Some Japanese-Americans were given the opportunity to move inland, away from the designated restricted areas. Many decided to stay, often times to show their loyalty to the United States, and were grouped into internment camps across the country. Family lore has it that Earl Warren, California Attorney General and later U.S. Supreme Court Chief Justice, asked Sherratt to sponsor some Japanese Americans in an effort to get them out of California. Lowell Sherratt, Sr. had built his success by developing a relationship of trust with each of his customers. His desire to serve, and his personal relationship with each of them was put to the test. The response was immediate, and the answer was “Yes!”

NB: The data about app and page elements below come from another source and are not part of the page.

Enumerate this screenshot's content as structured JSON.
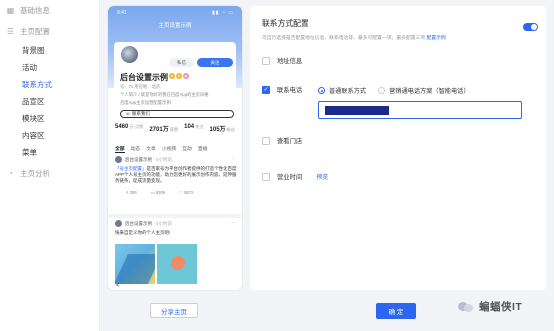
{
  "sidebar": {
    "items": [
      {
        "label": "基础信息",
        "level": "top",
        "icon": "grid-icon"
      },
      {
        "label": "主页配置",
        "level": "top",
        "icon": "layout-icon"
      },
      {
        "label": "背景图",
        "level": "sub"
      },
      {
        "label": "活动",
        "level": "sub"
      },
      {
        "label": "联系方式",
        "level": "sub",
        "active": true
      },
      {
        "label": "品宣区",
        "level": "sub"
      },
      {
        "label": "模块区",
        "level": "sub"
      },
      {
        "label": "内容区",
        "level": "sub"
      },
      {
        "label": "菜单",
        "level": "sub"
      },
      {
        "label": "主页分析",
        "level": "top",
        "icon": "chart-icon"
      }
    ]
  },
  "phone": {
    "status_time": "9:41",
    "status_icons": "▮▮ ◔ ▭",
    "header_title": "主页设置示例",
    "follow_label": "私信",
    "pm_label": "关注",
    "profile_name": "后台设置示例",
    "badge_1": "★",
    "badge_2": "★",
    "badge_3": "◆",
    "line_1": "号：7x  所在地：北京",
    "line_2": "个人简介 / 就是你好的我在百度App的主页风格",
    "line_3": "百度App主页运营配置示例",
    "contact_label": "联系我们",
    "stats": [
      {
        "value": "5460",
        "unit": "万·点赞"
      },
      {
        "value": "2701万",
        "unit": "获赞"
      },
      {
        "value": "104",
        "unit": "关注"
      },
      {
        "value": "105万",
        "unit": "粉丝"
      }
    ],
    "tabs": [
      "全部",
      "动态",
      "文章",
      "小视频",
      "互动",
      "直播"
    ],
    "post_1": {
      "author": "后台设置示例",
      "time": "· 4小时前",
      "text_link": "「号主页配置」",
      "text": "是百家号为平台创作者提供的打造个性化百度APP个人号主页的功能，助力您更好的展示创作内容，延伸服务链条，促成流量变现。",
      "share": "306",
      "comment": "6309",
      "like": "9872"
    },
    "post_2": {
      "author": "后台设置示例",
      "time": "· 4小时前",
      "text": "快来自定义你的个人主页吧!"
    },
    "back": "<"
  },
  "share_button": "分享主页",
  "panel": {
    "title": "联系方式配置",
    "desc": "可自行选择是否配置地址信息、联系电话等，最多可配置一项，最多配置三项",
    "desc_link": "配置示例",
    "toggle_on": true,
    "options": [
      {
        "label": "地址信息",
        "checked": false
      },
      {
        "label": "联系电话",
        "checked": true
      },
      {
        "label": "查看门店",
        "checked": false
      },
      {
        "label": "营业时间",
        "checked": false,
        "link": "预览"
      }
    ],
    "radios": [
      {
        "label": "普通联系方式",
        "checked": true
      },
      {
        "label": "营销通电话方案（智能电话）",
        "checked": false
      }
    ]
  },
  "confirm_button": "确 定",
  "watermark": {
    "text": "蝙蝠侠IT"
  },
  "colors": {
    "accent": "#2d66f0",
    "background": "#f3f4f8"
  }
}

Sherratt sold his home, took his family, and helped his Japanese-American friends in their desperate move to Southern Utah. His friends raced to beat a March 1942 deadline to leave the restricted area or face arrest and detainment. He led the convoy of more than 10 families from Los Angeles to Page’s Ranch, an isolated ranch, 30 miles west of Cedar City. Vehicles that broke down were left behind. Taunts were common when they stopped for gas. Feelings were so bitter, as a result of the war, which merchants would only trade with the farmers under the cover of night.
The families stayed on at Page’s Ranch for a year or two before moving on to Idaho and Colorado to farm. Lowell Sherratt, Sr. stayed in Utah. In the 1950’s he bought a mill in Parowan to crack grain for a feed company in Southern California. He eventually moved his company to the small town of Honeyville, Utah, taking the name for his company, Honeyville Grain. In 1973 he continued to expand, bringing his company back to Southern California. The California facility has added technology and moved around the greater Los Angeles area before settling in Rancho Cucamonga, CA in 1988. In the fall of 1981 a warehouse and distribution facility was added in North Salt Lake City, Utah. That facility has grown and now resides near the Salt Lake City airport.
Over the years Honeyville Grain has grown and expanded into Honeyville, Inc. The company, still family owned and operated, follows the actions of its founder Lowell Sherratt, Sr. by treating people with respect, fairness, and integrity. At Honeyville, Inc., it’s our people and our philosophy that make all the difference. When Mr. Sherratt passed away in 1989, no mention was made in his obituary of the World War II trek to Page’s Ranch. When asked of his father’s role in sponsoring the displaced families, Chairman of the Board, Lowell Sherratt, Jr. comments, “We didn’t think it was extraordinary. It was just something he did for some very fine people.”
Today, with more than 50 years of experience behind us, we recognize more clearly than ever that our continued success must be built upon relationships of trust with our valued customers. The philosophy of treating people as we would like to be treated still stands as a cornerstone of our corporate vision. People can make a difference …Lowell Sherratt was right!